Sexual Harassment

Sexual harassment is defined as unwelcome sexual advances (including sexual violence), requests for sexual favors, and/or physical, verbal, or written conduct of a sexual nature when:

  1. Submission to such conduct is made explicitly or implicitly a term or condition of an individual’s employment, education, or participation in LLU’s programs or activities, or
  2. Submission to or rejection of such conduct by an individual is used as a basis for decisions pertaining to an individual’s employment, education, or participation in LLU’s programs or activities; or
  3. Such speech or conduct is directed against another and is abusive or humiliating and persists after the objections of the person targeted by the speech or conduct; or Prohibiting Sexual Misconduct and Discrimination on the Basis of Sex (Title IX)
  4. Such conduct would be regarded by a reasonable person as creating an intimidating, hostile or offensive environment that substantially interferes with an individual’s work, education, or participation in LLU’s programs or activities.

Examples of Sexual Harassment

Sexual harassment may include incidents between any member of the University community, including faculty and other academic appointees, staff, deans, students, and nonstudents or nonemployee participants in University programs—such as vendors, contractors, visitors, and patients. Specific examples of the verbal or physical conduct prohibited by this policy include, but are not limited to:

  1. Physical assault.
  2. Inappropriate or unwanted touching.
  3. Direct or implied threats that submission to sexual advances will be a condition of educational evaluation, opportunity, or advancement.
  4. Direct or subtle propositions of a sexual nature.
  5. Dating, requesting dates, or entering into a romantic relationship between a student and an employee or faculty wherein the employee or faculty is in a position of power or is able to exert influence over the student’s educational experience.
  6. A pattern of conduct that would discomfort and/or humiliate another individual, including, but not limited to:
  7. Unnecessary touching;
  8. Remarks of a sexual nature about a person’s clothing or body;
  9. Remarks about sexual activity or speculations about previous sexual experiences;
  10. Visual conduct—including leering, sexual gestures, or the display of sexually suggestive objects, pictures, language, cartoons, or jokes.
  11. Use of electronic means, including the Internet and e-mail system, to transmit, communicate, or receive sexually suggestive, pornographic, or sexually explicit pictures, messages, or materials.

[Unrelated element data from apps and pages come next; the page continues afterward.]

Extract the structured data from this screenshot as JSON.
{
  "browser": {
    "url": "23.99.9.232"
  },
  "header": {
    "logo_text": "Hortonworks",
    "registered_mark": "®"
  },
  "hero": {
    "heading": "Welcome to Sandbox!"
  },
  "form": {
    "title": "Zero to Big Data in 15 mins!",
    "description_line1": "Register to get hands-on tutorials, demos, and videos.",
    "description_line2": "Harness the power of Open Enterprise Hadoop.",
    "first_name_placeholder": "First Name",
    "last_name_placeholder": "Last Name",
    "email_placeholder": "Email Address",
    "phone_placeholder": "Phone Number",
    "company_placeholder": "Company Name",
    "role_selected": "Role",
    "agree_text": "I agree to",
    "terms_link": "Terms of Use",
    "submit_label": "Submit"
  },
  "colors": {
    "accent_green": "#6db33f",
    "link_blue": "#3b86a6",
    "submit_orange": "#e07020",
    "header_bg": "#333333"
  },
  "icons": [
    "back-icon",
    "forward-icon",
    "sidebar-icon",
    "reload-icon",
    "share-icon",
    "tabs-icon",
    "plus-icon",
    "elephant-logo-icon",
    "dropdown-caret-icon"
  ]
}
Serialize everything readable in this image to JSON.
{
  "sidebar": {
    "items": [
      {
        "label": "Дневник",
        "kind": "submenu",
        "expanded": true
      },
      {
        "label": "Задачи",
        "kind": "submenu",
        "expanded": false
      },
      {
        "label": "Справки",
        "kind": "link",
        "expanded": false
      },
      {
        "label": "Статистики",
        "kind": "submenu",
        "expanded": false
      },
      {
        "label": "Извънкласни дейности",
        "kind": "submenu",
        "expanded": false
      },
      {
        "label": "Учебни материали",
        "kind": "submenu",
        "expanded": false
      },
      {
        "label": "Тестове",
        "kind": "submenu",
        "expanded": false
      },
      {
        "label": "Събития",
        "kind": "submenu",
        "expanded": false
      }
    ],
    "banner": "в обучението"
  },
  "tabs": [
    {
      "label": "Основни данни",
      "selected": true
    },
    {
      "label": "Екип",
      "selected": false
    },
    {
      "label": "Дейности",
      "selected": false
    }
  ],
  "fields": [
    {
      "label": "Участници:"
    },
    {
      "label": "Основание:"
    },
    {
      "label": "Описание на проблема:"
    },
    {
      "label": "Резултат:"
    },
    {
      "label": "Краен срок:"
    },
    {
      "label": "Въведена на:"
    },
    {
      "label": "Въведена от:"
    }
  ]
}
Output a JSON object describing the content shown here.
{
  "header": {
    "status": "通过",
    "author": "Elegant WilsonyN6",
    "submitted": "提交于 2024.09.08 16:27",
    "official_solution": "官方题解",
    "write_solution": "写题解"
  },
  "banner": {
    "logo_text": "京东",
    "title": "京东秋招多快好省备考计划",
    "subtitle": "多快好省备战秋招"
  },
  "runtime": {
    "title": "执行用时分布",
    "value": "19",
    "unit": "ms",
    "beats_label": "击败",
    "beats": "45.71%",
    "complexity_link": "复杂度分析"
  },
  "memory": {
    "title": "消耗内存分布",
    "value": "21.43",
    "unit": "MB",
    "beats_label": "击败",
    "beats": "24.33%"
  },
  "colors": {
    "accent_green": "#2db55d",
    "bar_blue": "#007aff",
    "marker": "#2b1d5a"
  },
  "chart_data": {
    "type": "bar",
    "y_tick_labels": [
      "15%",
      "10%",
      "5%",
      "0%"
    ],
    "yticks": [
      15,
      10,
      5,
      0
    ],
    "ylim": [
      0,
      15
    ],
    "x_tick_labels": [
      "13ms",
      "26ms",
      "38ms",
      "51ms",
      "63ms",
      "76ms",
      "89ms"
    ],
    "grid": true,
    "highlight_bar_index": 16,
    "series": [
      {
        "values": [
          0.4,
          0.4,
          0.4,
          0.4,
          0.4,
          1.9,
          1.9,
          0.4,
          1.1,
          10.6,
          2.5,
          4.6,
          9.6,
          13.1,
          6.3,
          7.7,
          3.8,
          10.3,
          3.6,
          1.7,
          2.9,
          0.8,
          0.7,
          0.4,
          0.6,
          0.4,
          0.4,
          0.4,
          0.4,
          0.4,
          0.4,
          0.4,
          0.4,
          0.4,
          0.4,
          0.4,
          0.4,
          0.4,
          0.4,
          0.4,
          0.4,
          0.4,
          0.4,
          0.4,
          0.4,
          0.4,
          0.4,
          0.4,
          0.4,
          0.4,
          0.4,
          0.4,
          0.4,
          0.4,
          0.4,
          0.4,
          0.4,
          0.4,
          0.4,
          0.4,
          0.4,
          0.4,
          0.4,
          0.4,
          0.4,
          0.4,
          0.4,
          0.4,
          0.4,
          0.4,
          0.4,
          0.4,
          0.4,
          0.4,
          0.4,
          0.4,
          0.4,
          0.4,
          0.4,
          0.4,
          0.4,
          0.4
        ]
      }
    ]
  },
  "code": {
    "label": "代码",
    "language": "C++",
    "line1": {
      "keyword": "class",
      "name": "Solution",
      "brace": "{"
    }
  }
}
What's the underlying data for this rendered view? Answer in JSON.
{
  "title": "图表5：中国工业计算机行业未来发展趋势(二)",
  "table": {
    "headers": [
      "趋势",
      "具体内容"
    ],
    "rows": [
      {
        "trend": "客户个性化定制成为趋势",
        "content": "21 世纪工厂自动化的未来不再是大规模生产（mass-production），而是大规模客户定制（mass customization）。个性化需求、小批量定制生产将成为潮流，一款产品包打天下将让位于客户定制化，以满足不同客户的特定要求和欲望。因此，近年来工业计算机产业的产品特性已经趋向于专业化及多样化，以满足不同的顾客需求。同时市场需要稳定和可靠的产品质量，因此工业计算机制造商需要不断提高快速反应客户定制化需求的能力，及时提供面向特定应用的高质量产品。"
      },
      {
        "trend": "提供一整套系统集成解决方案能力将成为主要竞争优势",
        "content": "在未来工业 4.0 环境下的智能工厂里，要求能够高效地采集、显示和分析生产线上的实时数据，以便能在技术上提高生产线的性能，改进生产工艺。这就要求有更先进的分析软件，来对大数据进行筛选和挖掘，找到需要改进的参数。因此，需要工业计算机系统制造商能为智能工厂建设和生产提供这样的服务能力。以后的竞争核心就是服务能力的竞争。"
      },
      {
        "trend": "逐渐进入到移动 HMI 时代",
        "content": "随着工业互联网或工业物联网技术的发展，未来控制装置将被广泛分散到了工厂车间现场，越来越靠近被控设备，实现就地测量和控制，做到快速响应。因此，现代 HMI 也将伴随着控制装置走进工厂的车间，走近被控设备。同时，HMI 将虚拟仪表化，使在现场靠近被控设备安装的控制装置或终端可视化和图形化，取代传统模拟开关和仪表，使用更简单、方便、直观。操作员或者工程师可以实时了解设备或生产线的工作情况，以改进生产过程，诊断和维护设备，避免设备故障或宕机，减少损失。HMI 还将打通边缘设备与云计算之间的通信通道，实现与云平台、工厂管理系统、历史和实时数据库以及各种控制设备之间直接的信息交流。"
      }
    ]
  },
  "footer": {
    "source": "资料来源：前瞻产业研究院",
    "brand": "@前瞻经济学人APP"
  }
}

Sexual Violence

Sexual violence involves conduct relating to an actual, attempted, or threatened sexual act against a person’s will or where a person is incapable of giving consent (due to age, use of drugs or alcohol, or because of an intellectual or other disability). Sexual violence includes rape, sexual assault, sexual battery, sexual abuse, and sexual coercion. Examples include “date rape” or “acquaintance rape.” Acts of sexual violence may also constitute violations of criminal or civil law subject to prosecution.

Consent

“Consent” is defined as agreement, approval, or permission as to some act or purpose that is given knowingly, willingly, and voluntarily by a competent person. Consent can be withdrawn at any time. There is no consent when there is force, expressed or implied, or when Prohibiting Sexual Misconduct and Discrimination on the Basis of Sex (Title IX) coercion, intimidation, threats, or duress is used. Whether a person has taken advantage of a position of influence over another person may be a factor in determining consent. Silence or absence of resistance does not imply consent. Past consent to sexual activity with another person does not imply ongoing future consent with that person or consent to that same sexual activity with another person.

If a person is mentally or physically incapacitated or impaired so that such person cannot understand the fact, nature, or extent of the sexual situation, there is no consent; this includes impairment or incapacitation due to alcohol or drug consumption that meets this standard, or being asleep or unconscious.

Retaliation

Retaliation occurs when intimidation, threats, coercion, or other discriminatory action is used against an individual who has brought a concern or reported a possible violation of a federal civil right. This includes formal or informal reports of a violation and reports regarding a violation of an individual’s rights or the rights of others.